It’s Thanksgiving Day, and I’m at my in-laws home in Cleveland, where I was in 2000 for the turkey meal on my first day of blogging.
Within months of that first post, Erin and I had decided to move south to pursue graduate school at the University of North Carolina at Chapel Hill. We’ve earned masters degrees, welcomed Malia to the world, met new friends and made a home in Durham.
With Erin’s law school almost finished, it was time to make a decision — do we stay or do we return to Cleveland?
One night last week, with the girls in bed, we flopped onto the sofa with our laptops and magazines, but we happened upon The Kennedy Center Mark Twain Prize for American Humor on PBS, and for the next two hours Erin and my mother and I laughed and laughed and laughed as Billy Crystal was honored for his hilarious career.
“That was a pleasant surprise,” said Erin when the award ceremony was finished.
After all that guffawing, I felt great. After four weeks of fighting a cold and cough and the stress of a new job, I was finally feeling strong.
At work, I had hired two talented writers to work on my team: Kelly Malcom is a Duke grad and science writer, and Mark Schreiner I’ve known since we were editors together on The Carroll News at John Carroll University. Their presence is already a huge relief, and I’m looking forward to working with them.
Over the past six months, Erin and I had spent countless hours discussing our career options and living possibilities — go or stay? was the subtext of each night’s talk as we debated whether to go back to Cleveland, where Erin had a job offer with a law firm and I had plans for a writing project and where we have family and a network of friends, or to stay in North Carolina, where we have another network of friends and colleagues and bloggers, and a home we love.

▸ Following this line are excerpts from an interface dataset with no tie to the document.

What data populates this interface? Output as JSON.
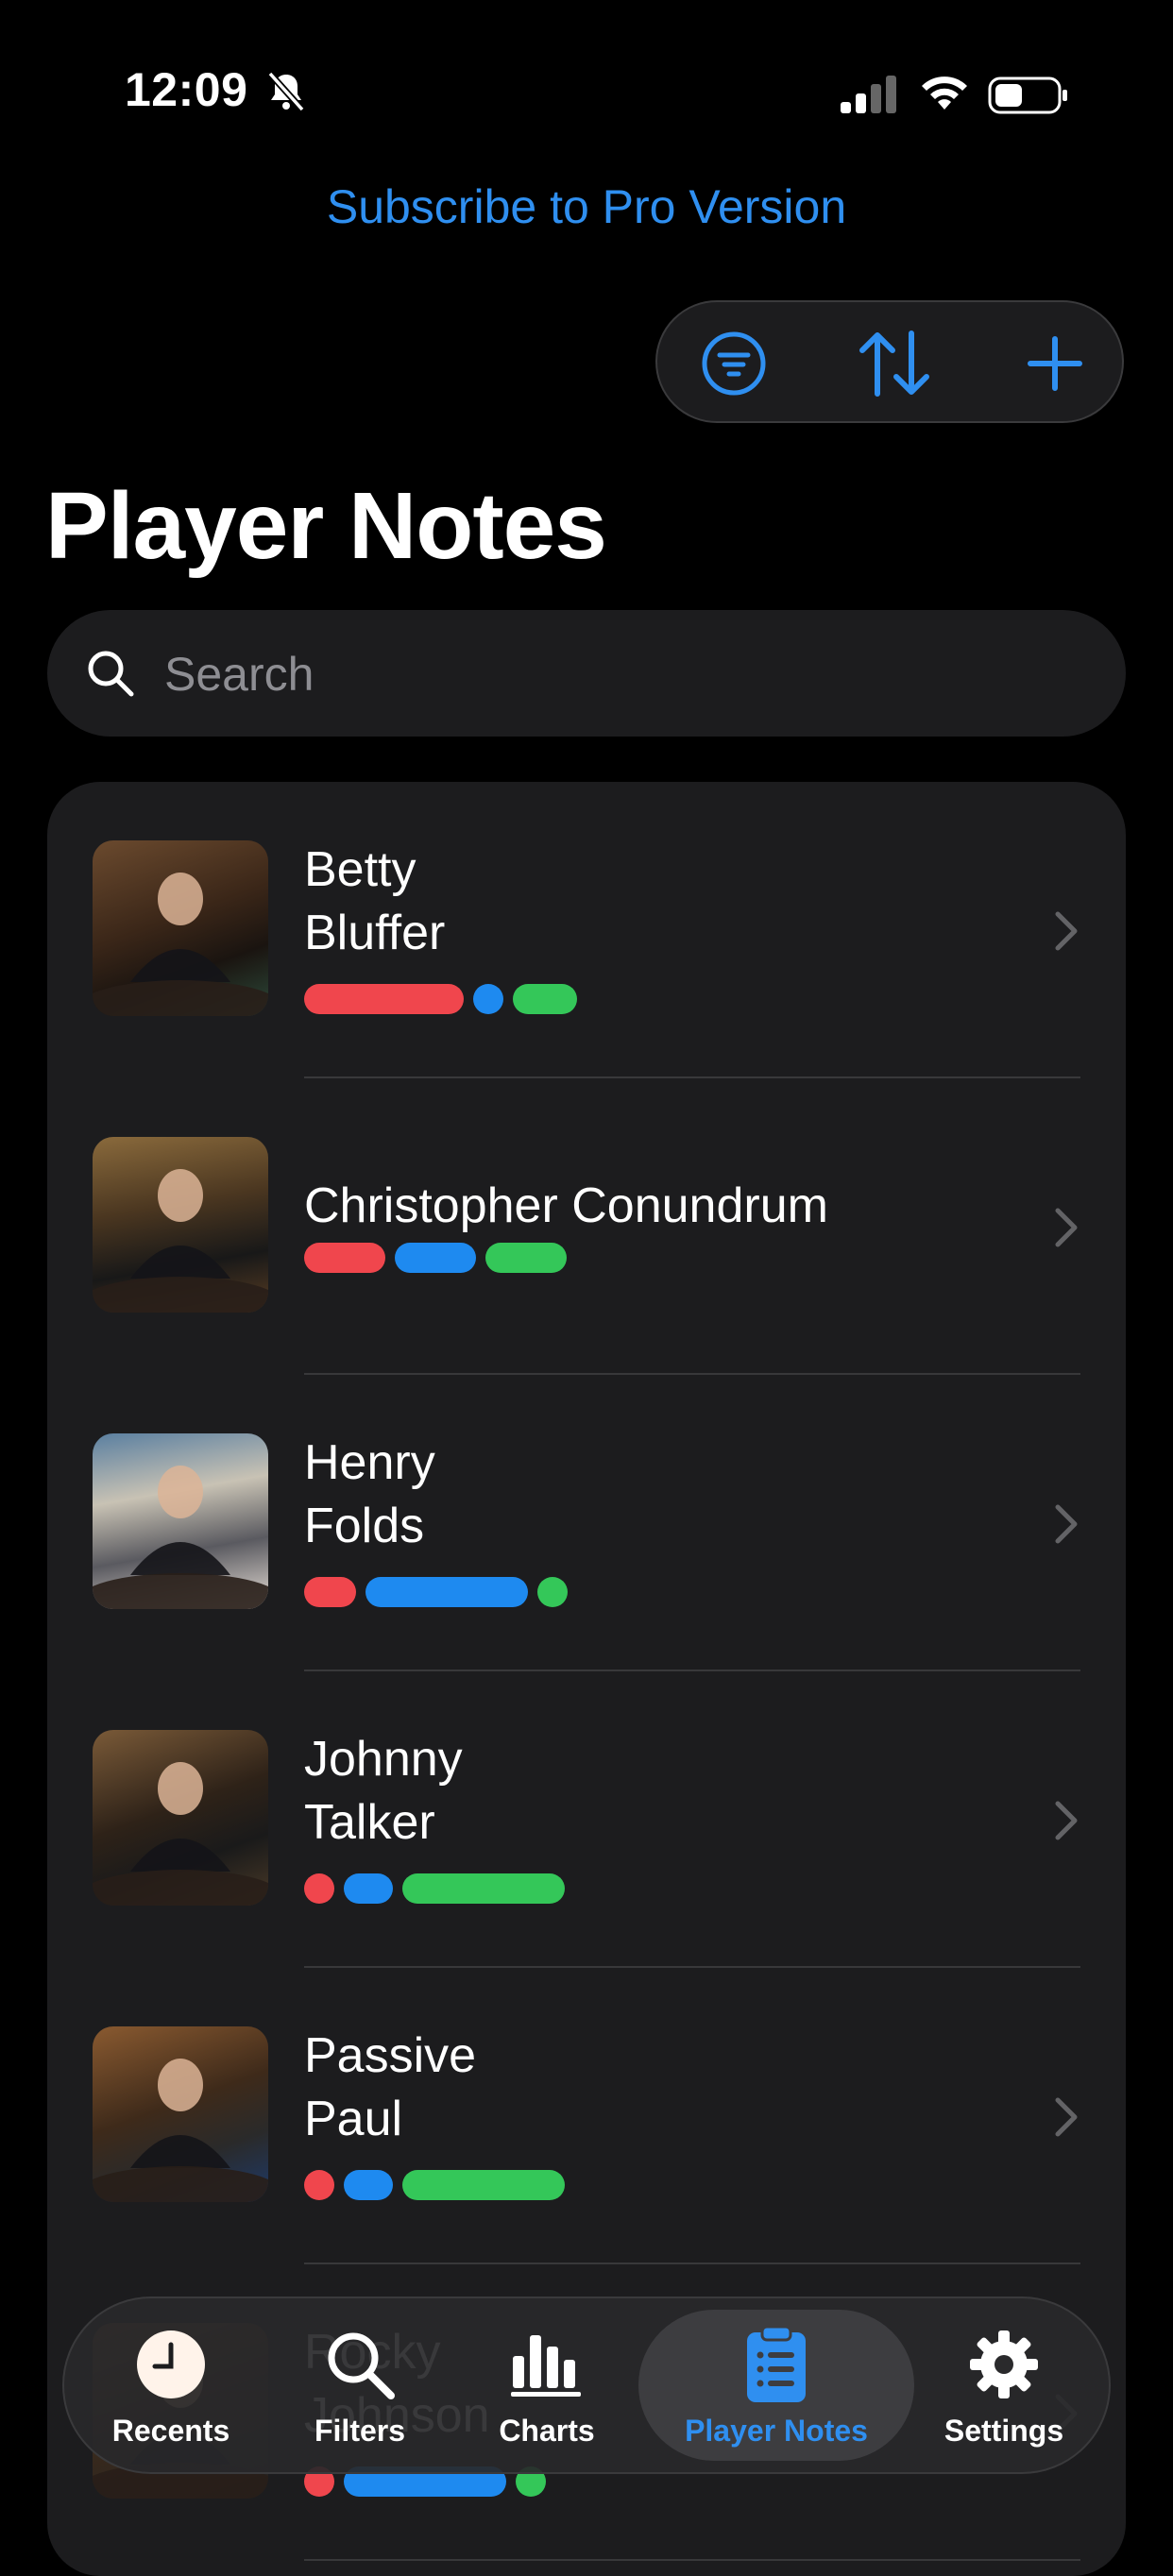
{
  "status_bar": {
    "time": "12:09"
  },
  "header": {
    "subscribe_label": "Subscribe to Pro Version",
    "title": "Player Notes",
    "actions": [
      {
        "icon": "filter-icon"
      },
      {
        "icon": "sort-icon"
      },
      {
        "icon": "plus-icon"
      }
    ]
  },
  "search": {
    "placeholder": "Search",
    "value": ""
  },
  "players": [
    {
      "name": "Betty\nBluffer",
      "bars": [
        0.55,
        0.05,
        0.22
      ]
    },
    {
      "name": "Christopher Conundrum",
      "bars": [
        0.28,
        0.28,
        0.28
      ]
    },
    {
      "name": "Henry\nFolds",
      "bars": [
        0.18,
        0.56,
        0.05
      ]
    },
    {
      "name": "Johnny\nTalker",
      "bars": [
        0.05,
        0.17,
        0.56
      ]
    },
    {
      "name": "Passive\nPaul",
      "bars": [
        0.05,
        0.17,
        0.56
      ]
    },
    {
      "name": "Rocky\nJohnson",
      "bars": [
        0.05,
        0.56,
        0.05
      ]
    }
  ],
  "colors": {
    "accent": "#2f8ff0",
    "bar_red": "#f0464d",
    "bar_blue": "#1e8af0",
    "bar_green": "#34c759"
  },
  "tabbar": {
    "tabs": [
      {
        "label": "Recents",
        "icon": "clock-icon",
        "active": false
      },
      {
        "label": "Filters",
        "icon": "search-icon",
        "active": false
      },
      {
        "label": "Charts",
        "icon": "bar-chart-icon",
        "active": false
      },
      {
        "label": "Player Notes",
        "icon": "clipboard-icon",
        "active": true
      },
      {
        "label": "Settings",
        "icon": "gear-icon",
        "active": false
      }
    ]
  }
}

Earlier this year, with funding questions at my previous job, I started looking for other work, and the Duke Medicine opportunity came knocking, with an offer to lead an online communications effort like I’ve been talking up for the last few years. Soon after I started at Duke, though, Erin got her Cleveland offer.
What to do? Our evening discussions got more difficult, intense, exhausting. We both wanted the best opportunity for the other, and the best setting for our daughters. Each night of our talks, as the answer seemed harder to come by, I felt ever deeper in love with Erin and committed to our life together. Early on, I told her I was confident she could find a good job wherever she looked.

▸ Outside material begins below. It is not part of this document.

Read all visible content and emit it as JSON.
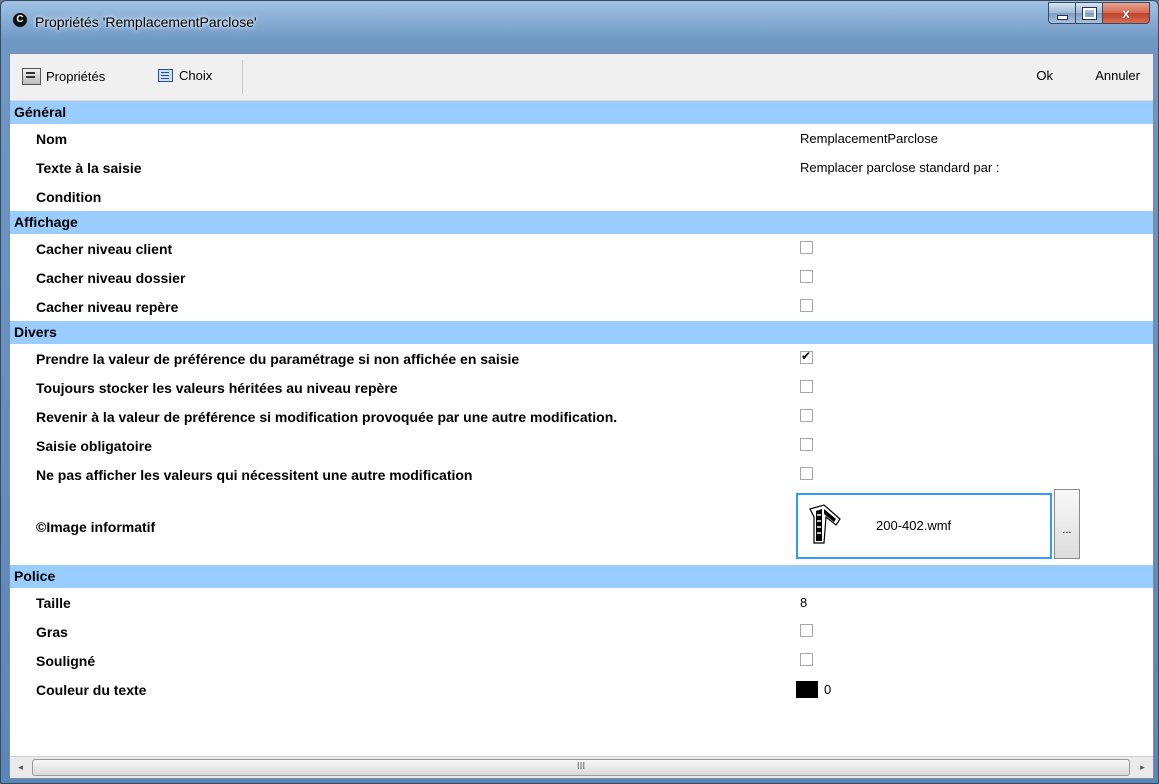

In the end, we decided Erin would decline the Cleveland job, I’d stay in my Duke job, and we’d go with the flow. And, sure enough, within two weeks Erin had another great offer from a law firm – in Raleigh. This she accepted.
And so North Carolina will remain home.
But what to do about Erin’s childhood dream of living in Africa? We compromised on this: Erin’s going to Zanzibar next month for a law class and a safari.
Anton Zuiker ☄
© 2000 Zuiker Chronicles Publishing, LLC